He rowed club crew and was also involved with admissions and residential life. He was not a member of a fraternity and he said that it did not impact his social life at all. About 30% of students participate in Greek life, but it does not seem to dominate the social life. (This pleased my daughter.)
As we toured the campus the second time, we had a much better feel for the school. The campus is very pretty with white washed, modern buildings and red tiled roofs. It has a Southern California feel. The student body is highly diverse, attractive, engaged, fit, friendly, and well groomed. Many of the girls sported jeans, boots and scarves and the boys seemed clean cut in jeans and shorts.
They also seem very happy. Given its location, Emory is often referred to as Coke University since its endowment was largely built on an initial donation from the former head of Coca-Cola. The campus does not lack for any comforts with a state-of-the art performing arts building, recreation center (including a rock wall and Olympic size swimming pool), Town House style living with an outdoor swimming pool and laundry service for upper classmen, 2 sustainability dorms, and a hospital and the Center for Disease Control (CDC) right on campus. The hospital is ideal for nursing and pre-med students. Emory village abuts the campus with the requisite Starbucks, Panera and other shops.

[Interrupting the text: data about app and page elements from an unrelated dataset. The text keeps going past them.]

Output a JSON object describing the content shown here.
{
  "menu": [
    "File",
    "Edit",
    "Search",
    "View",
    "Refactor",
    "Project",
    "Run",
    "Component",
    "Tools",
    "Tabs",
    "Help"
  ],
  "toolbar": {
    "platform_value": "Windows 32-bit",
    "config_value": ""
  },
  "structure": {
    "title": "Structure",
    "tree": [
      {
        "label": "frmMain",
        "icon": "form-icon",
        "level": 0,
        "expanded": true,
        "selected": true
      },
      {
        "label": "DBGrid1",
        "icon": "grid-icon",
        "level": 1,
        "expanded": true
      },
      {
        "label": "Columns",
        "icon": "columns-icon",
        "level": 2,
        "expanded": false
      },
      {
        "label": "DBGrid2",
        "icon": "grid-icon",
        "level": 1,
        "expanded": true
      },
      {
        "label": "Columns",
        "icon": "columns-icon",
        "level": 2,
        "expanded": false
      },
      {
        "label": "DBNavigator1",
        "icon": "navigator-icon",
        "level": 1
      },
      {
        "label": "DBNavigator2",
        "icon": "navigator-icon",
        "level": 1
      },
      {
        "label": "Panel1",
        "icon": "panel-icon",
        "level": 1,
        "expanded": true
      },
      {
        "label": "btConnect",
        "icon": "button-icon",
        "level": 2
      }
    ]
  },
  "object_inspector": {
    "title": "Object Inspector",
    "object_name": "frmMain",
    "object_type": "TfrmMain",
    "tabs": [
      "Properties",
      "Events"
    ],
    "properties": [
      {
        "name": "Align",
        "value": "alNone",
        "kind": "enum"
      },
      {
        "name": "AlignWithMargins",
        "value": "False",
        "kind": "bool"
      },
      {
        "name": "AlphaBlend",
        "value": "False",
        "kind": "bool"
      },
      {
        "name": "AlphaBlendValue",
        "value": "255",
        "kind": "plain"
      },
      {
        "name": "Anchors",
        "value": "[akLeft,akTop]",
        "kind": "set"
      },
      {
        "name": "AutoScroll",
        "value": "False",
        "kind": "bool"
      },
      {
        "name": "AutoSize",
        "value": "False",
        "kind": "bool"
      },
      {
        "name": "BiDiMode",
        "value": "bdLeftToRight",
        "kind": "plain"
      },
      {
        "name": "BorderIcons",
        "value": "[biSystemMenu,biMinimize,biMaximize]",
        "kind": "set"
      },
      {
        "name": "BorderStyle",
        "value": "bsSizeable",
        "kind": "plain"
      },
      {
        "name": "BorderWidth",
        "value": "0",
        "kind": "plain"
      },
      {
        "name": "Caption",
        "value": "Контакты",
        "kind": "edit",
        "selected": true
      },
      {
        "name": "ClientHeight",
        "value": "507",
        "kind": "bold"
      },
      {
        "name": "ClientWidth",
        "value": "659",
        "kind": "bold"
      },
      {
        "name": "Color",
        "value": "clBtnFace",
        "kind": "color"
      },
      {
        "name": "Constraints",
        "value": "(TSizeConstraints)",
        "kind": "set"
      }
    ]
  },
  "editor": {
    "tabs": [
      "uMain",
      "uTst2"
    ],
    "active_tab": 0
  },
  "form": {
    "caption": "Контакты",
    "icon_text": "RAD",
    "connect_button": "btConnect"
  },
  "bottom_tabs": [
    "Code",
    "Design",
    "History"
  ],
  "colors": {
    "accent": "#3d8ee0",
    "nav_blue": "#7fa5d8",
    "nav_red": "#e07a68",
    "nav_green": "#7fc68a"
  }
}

On the downside, the student newspaper reported 7 recent sexual assaults and there were numerous posters around campus urging students to speak out against sexual assaults. I also noticed several “Take Back the Night” posters around campus urging students to speak out against sexual assault, so it appears like students are talking about the issues and hopefully that will lead to change.
Our tour guide told us about several traditions on campus. There is a “secret society” with a Dooley, the mascot, who randomly enters classrooms and if he does, then the class is dismissed. They also have “Wonderful Wednesdays,” with free food, music, and club activities in the center of campus.
Emory has a great nursing program, which students do not enter until their junior year and surprisingly the majority of the nursing students do not start off at Emory for their first two years. The average nursing GPA is a 3.4. Some other stand out programs are the SIRE Scholarly Inquiry and Research at Emory where students have a lot of opportunity to do research and study abroad, the Global Medical Brigades where students go abroad and set up clinics, and the 3 +2 Engineering program in conjunction with Georgia Tech.
There are two points of entry to Emory University, Emory College and Oxford College, a two-year program with 900 students located on a separate campus about 45 minutes away. Students can apply to either or both. All Oxford students come to Emory for their junior and senior year, but they must complete their first 2 years at Oxford. The average GPA is a 3.8 out of 4 with a rigorous curriculum. Emory looks for active, engaged students who will give back to the community.
2/3 of students receive needs based aid (they meet 100% of demonstrated need) and Emory has a strong merit program called Emory Scholars. These are very competitive and students must be nominated by their high school guidance department in order to apply. Students can self-nominate for Oxford scholarships. Emory Scholars candidates are typically in the top 5-10% of their class and have a 33 ACT or 700 + on every section of the SAT. They must also have some type of awesome extracurricular activity that really shines. Last year there were 2,200 nominations for 300 awards.
Emory is a great school for students who want an involved, social, hard working, attractive/well groomed, diverse student body with a pretty campus right outside of a major city.
My daughter’s take: I really liked it, especially after we came back the second day and took the tour. The kids seem really happy and speak about their experience with passion. I could see myself here. I am definitely going to apply.